Using the records that follow, work out how many lines hold the string "shirt" and provide that number only.

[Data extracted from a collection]
════

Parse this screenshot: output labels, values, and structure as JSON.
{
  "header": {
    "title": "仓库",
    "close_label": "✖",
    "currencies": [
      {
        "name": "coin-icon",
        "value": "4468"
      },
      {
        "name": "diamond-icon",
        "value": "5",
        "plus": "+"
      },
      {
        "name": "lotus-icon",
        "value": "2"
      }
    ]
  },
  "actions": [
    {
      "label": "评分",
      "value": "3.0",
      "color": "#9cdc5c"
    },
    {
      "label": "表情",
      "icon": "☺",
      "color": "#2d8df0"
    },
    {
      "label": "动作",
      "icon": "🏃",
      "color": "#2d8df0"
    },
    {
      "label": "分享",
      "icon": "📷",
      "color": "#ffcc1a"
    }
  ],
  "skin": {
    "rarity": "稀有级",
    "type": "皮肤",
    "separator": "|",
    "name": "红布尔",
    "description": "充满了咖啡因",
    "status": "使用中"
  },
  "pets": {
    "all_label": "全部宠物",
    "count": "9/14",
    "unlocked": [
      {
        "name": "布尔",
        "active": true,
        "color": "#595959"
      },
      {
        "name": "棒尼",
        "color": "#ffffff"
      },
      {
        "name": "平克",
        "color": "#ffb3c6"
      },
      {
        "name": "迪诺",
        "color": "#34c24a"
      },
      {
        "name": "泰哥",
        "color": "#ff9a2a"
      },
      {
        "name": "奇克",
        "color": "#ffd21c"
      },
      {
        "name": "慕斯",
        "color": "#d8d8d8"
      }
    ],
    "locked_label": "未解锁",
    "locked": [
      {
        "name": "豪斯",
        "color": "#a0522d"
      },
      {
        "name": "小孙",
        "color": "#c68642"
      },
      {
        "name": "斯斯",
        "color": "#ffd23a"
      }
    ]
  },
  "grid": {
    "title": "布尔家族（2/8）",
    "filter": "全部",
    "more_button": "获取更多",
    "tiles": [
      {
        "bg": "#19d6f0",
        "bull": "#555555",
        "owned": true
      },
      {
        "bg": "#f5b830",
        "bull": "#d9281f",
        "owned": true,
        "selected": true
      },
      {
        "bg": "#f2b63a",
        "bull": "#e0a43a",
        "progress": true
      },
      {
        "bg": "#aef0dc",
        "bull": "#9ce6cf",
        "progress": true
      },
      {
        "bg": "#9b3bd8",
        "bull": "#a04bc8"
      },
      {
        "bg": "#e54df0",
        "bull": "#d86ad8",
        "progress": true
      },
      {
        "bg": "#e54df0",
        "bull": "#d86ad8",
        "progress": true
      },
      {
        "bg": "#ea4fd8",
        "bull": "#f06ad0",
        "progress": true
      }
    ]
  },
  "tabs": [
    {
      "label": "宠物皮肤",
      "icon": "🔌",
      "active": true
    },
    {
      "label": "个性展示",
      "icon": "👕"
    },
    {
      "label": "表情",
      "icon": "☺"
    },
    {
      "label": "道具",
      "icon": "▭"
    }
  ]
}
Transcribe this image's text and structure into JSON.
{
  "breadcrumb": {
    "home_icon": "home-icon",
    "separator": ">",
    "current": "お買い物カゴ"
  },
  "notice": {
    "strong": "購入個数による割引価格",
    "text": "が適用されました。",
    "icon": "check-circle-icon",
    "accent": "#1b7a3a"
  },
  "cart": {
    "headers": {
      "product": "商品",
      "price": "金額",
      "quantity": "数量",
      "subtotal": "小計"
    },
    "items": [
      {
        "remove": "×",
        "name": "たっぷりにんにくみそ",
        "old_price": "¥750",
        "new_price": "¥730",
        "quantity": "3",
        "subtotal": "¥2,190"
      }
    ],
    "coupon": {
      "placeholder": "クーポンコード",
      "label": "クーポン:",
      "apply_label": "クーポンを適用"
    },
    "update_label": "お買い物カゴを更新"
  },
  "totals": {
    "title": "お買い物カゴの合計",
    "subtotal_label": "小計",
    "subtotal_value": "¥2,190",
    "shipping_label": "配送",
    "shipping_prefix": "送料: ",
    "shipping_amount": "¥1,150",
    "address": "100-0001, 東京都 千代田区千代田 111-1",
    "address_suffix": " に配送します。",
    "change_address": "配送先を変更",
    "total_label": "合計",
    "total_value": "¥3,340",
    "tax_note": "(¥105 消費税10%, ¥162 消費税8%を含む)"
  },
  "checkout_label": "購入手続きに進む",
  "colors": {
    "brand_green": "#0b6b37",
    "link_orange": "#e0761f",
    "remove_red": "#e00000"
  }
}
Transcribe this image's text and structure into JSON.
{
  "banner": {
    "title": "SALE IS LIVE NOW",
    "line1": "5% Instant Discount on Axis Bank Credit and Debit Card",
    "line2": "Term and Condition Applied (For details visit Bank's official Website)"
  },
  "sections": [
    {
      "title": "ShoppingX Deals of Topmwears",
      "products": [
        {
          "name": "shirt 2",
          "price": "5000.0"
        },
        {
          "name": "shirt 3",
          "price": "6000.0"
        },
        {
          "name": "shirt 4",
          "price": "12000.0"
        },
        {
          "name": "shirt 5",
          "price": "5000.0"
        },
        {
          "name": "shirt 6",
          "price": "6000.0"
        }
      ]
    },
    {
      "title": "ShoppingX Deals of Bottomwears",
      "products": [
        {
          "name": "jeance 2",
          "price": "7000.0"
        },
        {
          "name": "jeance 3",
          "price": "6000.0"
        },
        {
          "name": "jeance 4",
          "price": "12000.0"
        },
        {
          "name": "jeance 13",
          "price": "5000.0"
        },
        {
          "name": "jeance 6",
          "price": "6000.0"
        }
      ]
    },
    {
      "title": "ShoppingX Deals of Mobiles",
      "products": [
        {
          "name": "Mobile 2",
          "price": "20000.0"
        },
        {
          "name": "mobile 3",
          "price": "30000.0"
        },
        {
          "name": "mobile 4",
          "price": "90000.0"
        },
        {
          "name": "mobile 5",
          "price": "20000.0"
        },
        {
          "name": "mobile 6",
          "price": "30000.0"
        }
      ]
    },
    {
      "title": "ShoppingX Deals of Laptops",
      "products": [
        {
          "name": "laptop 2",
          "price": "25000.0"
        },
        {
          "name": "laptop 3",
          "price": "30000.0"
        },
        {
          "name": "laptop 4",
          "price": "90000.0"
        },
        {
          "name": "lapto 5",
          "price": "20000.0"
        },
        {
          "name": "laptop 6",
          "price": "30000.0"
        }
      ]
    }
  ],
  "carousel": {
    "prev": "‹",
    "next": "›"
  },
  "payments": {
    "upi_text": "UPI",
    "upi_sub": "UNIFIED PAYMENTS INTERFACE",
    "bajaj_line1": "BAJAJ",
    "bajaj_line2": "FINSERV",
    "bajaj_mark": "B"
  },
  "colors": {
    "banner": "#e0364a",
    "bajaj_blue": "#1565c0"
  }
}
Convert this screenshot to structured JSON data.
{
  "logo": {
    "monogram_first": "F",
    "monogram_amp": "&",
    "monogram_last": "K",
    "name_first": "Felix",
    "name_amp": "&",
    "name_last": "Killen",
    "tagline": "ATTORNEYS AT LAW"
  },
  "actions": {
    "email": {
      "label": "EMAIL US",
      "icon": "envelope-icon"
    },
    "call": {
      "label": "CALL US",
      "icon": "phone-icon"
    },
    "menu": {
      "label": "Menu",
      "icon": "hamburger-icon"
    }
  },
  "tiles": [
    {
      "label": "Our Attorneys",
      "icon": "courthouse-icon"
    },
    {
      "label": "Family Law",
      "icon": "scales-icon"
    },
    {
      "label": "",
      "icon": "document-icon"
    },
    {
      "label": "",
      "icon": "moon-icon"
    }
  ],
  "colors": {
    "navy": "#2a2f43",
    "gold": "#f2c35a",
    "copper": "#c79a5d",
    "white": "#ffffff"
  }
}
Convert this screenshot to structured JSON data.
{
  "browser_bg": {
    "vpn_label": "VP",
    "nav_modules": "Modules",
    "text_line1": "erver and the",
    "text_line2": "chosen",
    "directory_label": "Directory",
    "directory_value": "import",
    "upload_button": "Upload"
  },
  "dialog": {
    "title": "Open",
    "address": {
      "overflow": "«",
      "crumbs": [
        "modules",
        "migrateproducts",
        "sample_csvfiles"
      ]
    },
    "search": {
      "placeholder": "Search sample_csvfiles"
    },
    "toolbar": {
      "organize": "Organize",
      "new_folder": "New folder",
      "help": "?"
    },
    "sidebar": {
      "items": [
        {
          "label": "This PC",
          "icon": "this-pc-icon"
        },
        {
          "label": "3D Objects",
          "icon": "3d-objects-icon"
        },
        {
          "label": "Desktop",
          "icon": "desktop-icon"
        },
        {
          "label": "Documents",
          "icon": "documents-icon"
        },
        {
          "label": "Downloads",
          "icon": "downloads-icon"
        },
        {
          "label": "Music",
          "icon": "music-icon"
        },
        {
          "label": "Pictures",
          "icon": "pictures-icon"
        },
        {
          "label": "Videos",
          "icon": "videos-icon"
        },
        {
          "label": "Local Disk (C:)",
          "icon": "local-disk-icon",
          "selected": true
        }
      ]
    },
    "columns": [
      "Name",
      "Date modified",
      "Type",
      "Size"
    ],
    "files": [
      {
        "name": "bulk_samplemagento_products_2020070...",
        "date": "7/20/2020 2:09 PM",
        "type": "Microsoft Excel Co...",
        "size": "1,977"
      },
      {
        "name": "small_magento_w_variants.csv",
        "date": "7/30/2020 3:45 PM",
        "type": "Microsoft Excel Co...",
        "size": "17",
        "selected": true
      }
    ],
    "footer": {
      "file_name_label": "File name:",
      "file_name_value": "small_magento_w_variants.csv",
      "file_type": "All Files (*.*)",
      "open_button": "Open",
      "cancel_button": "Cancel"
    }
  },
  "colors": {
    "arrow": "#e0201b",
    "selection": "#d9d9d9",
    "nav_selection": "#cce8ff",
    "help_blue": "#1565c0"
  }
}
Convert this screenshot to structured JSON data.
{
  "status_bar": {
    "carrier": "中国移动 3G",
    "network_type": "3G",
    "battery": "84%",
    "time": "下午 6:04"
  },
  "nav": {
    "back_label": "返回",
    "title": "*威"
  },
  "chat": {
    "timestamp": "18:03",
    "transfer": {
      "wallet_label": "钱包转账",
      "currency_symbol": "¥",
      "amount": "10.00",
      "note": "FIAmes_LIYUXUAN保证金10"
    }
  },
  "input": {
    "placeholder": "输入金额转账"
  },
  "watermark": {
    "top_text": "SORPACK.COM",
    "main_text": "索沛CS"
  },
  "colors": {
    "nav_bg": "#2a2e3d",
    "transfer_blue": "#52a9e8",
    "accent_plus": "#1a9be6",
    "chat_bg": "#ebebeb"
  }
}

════

** RESPONSE FOR THIS EXERCISE **
5